The Adventures of Paddy the Beaver by Thornton W. Burgess
Chapter XXII: Paddy Finishes His Harvest.
"Sharp his tongue and sharp his eyes-- Sammy guards against surprise. If 'twere not for Sammy Jay I could do no work today."
When Sammy overheard Paddy the Beaver say that to Jerry Muskrat, it made him swell up all over with pure pride. You see, Sammy is so used to hearing bad things about himself that to hear something nice like that pleased him immensely. He straightway forgot all the mean things he had said to Paddy when he first saw him--how he had called him a thief because he had cut the aspen trees he needed. He forgot all this. He forgot how Paddy had made him the laughingstock of the Green Forest and the Green Meadows by cutting down the very tree in which he had been sitting. He forgot everything but that Paddy had trusted him to keep watch and now was saying nice things about him. He made up his mind that he would deserve all the nice things that Paddy could say, and he thought that Paddy was the finest fellow in the world.
Jerry Muskrat looked doubtful. He didn't trust Sammy, and he took care not to go far from the water when he heard that Old Man Coyote had been hanging around. But Paddy worked away just as if he hadn't a fear in the world.
"The way to make people want to be trusted is to trust them" said he to himself. "If I show Sammy Jay that I don't really trust him, he will think it is of no use to try and will give it up. But if I do trust him, and he knows that I do, he'll be the best watchman in the Green Forest."
And this shows that Paddy the Beaver has a great deal of wisdom, for it was just as he thought. Sammy was on hand bright and early every morning. He made sure that Old Man Coyote was nowhere in the Green Forest, and then he settled himself comfortably in the top of a tall pine tree where he could see all that was going on while Paddy the Beaver worked.
Paddy had finished his canal, and a beautiful canal it was, leading straight from his pond up to the aspen trees. As soon as he had finished it, he began to cut the trees. As soon as one was down he would cut it into short lengths and roll them into the canal. Then he would float them out to his pond and over to his storehouse. He took the larger branches, on which there was sweet, tender bark, in the same way, for Paddy is never wasteful.
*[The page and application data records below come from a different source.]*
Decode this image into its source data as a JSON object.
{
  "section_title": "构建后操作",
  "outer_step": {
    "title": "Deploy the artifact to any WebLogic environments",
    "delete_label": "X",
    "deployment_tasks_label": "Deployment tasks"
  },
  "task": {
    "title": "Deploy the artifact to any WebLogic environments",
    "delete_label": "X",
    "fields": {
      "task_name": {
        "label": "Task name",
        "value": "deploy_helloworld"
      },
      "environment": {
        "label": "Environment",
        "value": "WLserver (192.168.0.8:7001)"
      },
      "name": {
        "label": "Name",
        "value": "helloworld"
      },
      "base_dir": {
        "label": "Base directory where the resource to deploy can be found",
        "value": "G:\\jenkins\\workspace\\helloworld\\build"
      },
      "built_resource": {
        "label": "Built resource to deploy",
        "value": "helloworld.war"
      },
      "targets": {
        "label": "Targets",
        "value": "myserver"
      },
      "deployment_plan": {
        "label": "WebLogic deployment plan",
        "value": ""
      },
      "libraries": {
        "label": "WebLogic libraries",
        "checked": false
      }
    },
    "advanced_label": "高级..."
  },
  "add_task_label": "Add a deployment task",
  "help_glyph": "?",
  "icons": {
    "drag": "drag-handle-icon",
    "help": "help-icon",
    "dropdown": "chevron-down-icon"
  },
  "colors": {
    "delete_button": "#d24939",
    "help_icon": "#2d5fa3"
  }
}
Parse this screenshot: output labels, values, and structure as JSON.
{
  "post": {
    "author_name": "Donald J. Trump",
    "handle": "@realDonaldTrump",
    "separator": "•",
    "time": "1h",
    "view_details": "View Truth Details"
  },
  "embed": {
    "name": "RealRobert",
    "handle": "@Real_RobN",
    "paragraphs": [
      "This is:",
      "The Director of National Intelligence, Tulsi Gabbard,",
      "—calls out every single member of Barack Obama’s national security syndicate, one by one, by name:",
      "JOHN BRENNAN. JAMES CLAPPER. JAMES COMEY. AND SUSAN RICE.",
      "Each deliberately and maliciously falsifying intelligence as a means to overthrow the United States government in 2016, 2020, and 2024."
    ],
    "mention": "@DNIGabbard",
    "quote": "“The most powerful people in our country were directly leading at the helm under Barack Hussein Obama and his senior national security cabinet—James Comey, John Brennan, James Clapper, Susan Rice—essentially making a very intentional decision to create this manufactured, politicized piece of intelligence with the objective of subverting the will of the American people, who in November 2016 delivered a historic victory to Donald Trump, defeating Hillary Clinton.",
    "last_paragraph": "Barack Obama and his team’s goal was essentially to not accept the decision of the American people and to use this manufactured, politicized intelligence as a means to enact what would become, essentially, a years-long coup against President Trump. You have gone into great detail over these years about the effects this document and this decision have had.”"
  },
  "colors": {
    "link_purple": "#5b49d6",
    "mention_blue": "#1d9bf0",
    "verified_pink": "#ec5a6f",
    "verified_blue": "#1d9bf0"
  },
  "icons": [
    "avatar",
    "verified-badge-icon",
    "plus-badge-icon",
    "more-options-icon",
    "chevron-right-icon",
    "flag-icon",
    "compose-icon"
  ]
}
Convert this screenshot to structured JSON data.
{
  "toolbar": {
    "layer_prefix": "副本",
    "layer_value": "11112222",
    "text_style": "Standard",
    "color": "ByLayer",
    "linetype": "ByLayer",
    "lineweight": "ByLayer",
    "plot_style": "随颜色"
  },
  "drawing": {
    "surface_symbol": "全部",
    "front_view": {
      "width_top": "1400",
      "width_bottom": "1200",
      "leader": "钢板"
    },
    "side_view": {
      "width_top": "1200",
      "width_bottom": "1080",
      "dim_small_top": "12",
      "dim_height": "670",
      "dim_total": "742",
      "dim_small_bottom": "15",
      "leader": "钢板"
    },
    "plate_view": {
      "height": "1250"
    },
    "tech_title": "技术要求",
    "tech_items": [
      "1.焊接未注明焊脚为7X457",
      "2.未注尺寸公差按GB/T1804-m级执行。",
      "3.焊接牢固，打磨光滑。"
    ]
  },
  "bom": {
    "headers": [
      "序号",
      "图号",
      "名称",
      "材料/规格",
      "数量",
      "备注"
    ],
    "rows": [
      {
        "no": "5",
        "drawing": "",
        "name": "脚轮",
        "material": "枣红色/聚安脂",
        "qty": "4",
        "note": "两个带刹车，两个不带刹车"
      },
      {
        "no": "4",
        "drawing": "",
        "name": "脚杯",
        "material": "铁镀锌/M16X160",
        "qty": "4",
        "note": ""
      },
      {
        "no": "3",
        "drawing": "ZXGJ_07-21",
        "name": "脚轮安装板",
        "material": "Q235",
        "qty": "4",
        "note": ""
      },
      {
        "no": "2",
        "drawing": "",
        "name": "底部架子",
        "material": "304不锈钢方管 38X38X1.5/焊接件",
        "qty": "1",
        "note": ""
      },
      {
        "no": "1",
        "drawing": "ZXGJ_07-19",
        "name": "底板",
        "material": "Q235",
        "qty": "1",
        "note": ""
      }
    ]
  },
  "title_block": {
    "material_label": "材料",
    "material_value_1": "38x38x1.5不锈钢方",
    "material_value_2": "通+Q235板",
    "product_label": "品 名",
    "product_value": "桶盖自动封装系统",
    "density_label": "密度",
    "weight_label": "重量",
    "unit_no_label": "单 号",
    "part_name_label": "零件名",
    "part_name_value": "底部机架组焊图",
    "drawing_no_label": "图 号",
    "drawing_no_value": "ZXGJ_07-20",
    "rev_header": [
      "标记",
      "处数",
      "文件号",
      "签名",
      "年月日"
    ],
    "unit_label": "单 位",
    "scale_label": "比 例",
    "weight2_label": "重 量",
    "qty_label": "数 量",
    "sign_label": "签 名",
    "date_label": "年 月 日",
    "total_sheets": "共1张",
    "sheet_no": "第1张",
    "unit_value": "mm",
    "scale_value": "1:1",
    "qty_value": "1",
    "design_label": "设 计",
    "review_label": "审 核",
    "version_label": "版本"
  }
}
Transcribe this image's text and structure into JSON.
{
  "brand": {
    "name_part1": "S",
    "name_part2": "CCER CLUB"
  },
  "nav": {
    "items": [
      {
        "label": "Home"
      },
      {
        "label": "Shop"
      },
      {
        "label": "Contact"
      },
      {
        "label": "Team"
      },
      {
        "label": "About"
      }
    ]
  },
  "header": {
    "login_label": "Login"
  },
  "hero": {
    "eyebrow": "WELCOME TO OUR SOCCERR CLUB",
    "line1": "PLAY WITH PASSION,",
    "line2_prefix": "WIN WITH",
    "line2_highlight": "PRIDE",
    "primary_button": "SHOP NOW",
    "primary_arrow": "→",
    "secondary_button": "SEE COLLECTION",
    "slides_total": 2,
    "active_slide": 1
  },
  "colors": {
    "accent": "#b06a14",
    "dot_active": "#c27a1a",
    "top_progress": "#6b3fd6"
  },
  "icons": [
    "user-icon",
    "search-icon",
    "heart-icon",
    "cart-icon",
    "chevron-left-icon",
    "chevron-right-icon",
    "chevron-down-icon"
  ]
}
After a while he went over to his storehouse, which, you know, was nothing but a great pile of aspen logs and branches in his pond close by his house. He studied it very carefully. Then he swam back and climbed up on the bank of his canal.
"Mr. Jay," said he, "I think our work is about finished."
"What!" cried Sammy, "Aren't you going to cut the rest of those aspen trees?"
"No," replied Paddy. "Enough is always enough, and I've got enough to last me all winter. I want those trees for next year. Now I am fixed for the winter. I think I'll take it easy for a while."
Sammy looked disappointed. You see, he had just begun to learn that the greatest pleasure in the world comes from doing things for other people. For the first time since he could remember, someone wanted him around land it gave him such a good feeling down deep inside! Perhaps it was because he remembered that good feeling that the next spring he was so willing and anxious to help poor Mrs. Quack. What he did for her and all about her terrible adventures I will tell you in the next book.